What other mobile money services are you focusing on for future growth?
The Terra model facilitates the essential shift from remittances being a transactional tool to becoming a system of economic enablement for financially underserved migrant households. Terra drives the creation of a wide services ecosystem by enabling third party service providers to “ride on its rails.” Products such as cross-border e-payments, bulk aid disbursements, micro-insurance can be offered regardless of the customer’s affiliate network.
Further, partners benefit as direct credit of monies into the beneficiary’s wallet account encourages more transactions and promotes financial deepening.
What is needed from regulators to support the development of mobile money services in Africa?
In the context of mobile-enabled international remittances network scale is a critical success factor. Regulators are yet to define clear guidelines for an international remittances hub, which interlinks multiple service providers. This is a significant policy gap. Further regulation requiring mobile wallet service providers to seek fresh approvals at a per partner level for each corridor hamper agility and need to be re-assessed in the context of building a “one network” for money transfers in Africa.

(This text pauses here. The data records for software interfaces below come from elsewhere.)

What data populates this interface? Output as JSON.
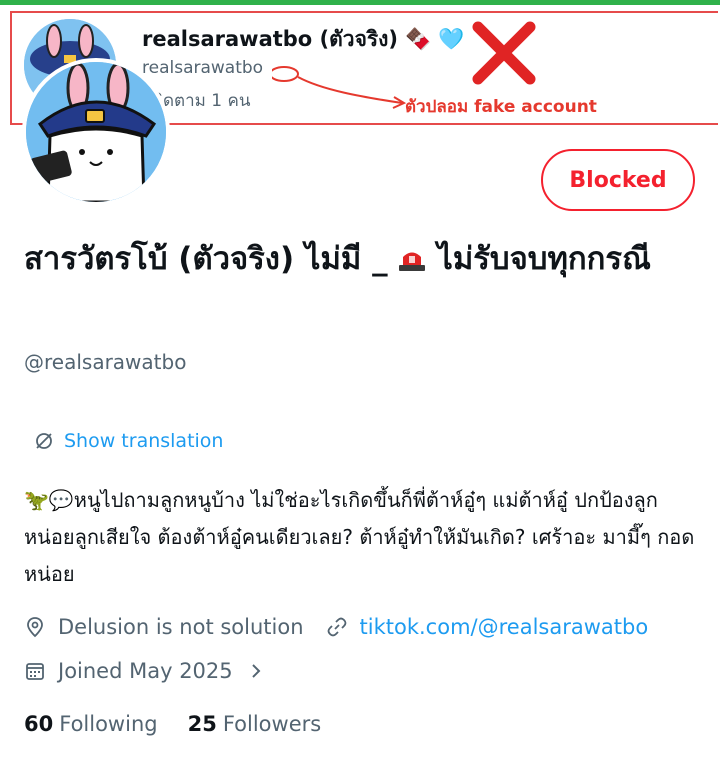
{
  "inset": {
    "name": "realsarawatbo (ตัวจริง)",
    "name_emojis": "🍫 🩵",
    "handle": "realsarawatbo",
    "following_text": "ผู้ติดตาม 1 คน",
    "annotation": "ตัวปลอม fake account"
  },
  "profile": {
    "blocked_label": "Blocked",
    "display_name_part1": "สารวัตรโบ้ (ตัวจริง) ไม่มี _ ",
    "display_name_part2": " ไม่รับจบทุกกรณี",
    "handle": "@realsarawatbo",
    "show_translation": "Show translation",
    "bio": "🦖💬หนูไปถามลูกหนูบ้าง ไม่ใช่อะไรเกิดขึ้นก็พี่ต้าห์อู๋ๆ แม่ต้าห์อู๋ ปกป้องลูกหน่อยลูกเสียใจ ต้องต้าห์อู๋คนเดียวเลย? ต้าห์อู๋ทำให้มันเกิด? เศร้าอะ มามี๊ๆ กอดหน่อย",
    "location": "Delusion is not solution",
    "website": "tiktok.com/@realsarawatbo",
    "joined": "Joined May 2025",
    "following_count": "60",
    "following_label": "Following",
    "followers_count": "25",
    "followers_label": "Followers"
  },
  "colors": {
    "accent_blue": "#1d9bf0",
    "blocked_red": "#f4212e",
    "annotation_red": "#e5392e",
    "secondary_text": "#536471"
  },
  "icons": [
    "location-icon",
    "link-icon",
    "calendar-icon",
    "chevron-right-icon",
    "translate-icon",
    "siren-icon",
    "x-mark-icon"
  ]
}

Ambar Sur will be joining the Mobile Money conference, taking place at AfricaCom on Tuesday 17th and Wednesday 18th November. For more information download the agenda here.
FTTH rollout has accelerated across Africa, driven by increased availability and consumption of bandwidth-hungry content, from video streaming services to cloud-based enterprise applications. This webinar will provide an overview of key trends in this burgeoning sector, along with some perspective on the status of deployments, economic feasibility and competition with alternative broadband access technologies (mobile broadband in particular).